Once every line in the data below has been checked for "points", give the number of lines that hold it, and only that.

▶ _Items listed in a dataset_
——

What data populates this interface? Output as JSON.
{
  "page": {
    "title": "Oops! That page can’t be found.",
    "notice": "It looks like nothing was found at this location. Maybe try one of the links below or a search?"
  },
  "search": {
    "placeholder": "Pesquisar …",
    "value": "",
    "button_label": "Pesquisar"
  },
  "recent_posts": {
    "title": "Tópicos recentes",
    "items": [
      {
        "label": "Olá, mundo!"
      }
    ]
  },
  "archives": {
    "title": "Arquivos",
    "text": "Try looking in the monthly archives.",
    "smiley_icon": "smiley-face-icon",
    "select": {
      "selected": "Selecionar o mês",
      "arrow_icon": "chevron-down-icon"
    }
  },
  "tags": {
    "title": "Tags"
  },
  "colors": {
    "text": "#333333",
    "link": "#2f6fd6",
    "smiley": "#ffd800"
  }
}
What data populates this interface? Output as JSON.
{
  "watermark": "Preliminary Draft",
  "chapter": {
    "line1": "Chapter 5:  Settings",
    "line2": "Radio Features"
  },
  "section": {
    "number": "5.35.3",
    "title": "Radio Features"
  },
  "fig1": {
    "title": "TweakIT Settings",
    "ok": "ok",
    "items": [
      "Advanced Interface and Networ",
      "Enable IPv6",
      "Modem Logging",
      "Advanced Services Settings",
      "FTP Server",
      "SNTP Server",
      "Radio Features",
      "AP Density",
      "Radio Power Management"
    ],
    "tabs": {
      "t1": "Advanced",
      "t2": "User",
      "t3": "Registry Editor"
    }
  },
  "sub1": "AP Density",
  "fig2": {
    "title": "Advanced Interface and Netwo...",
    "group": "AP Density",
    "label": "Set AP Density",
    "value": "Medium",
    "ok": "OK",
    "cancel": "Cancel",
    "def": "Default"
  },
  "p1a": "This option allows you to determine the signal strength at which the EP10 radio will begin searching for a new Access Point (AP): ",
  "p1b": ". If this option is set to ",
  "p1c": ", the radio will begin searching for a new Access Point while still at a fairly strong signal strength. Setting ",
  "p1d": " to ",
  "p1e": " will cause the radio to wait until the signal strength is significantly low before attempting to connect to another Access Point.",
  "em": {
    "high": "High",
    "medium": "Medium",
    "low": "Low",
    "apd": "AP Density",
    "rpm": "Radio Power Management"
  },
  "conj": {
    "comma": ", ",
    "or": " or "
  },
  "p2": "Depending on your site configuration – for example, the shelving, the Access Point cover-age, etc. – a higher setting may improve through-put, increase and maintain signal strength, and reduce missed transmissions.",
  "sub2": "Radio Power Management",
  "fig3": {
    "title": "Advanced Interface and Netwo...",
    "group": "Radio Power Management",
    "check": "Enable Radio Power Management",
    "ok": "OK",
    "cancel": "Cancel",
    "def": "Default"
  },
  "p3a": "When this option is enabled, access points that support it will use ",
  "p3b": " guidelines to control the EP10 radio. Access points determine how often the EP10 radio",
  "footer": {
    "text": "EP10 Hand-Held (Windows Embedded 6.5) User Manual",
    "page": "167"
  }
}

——

▶ _ANSWER SPACE_
2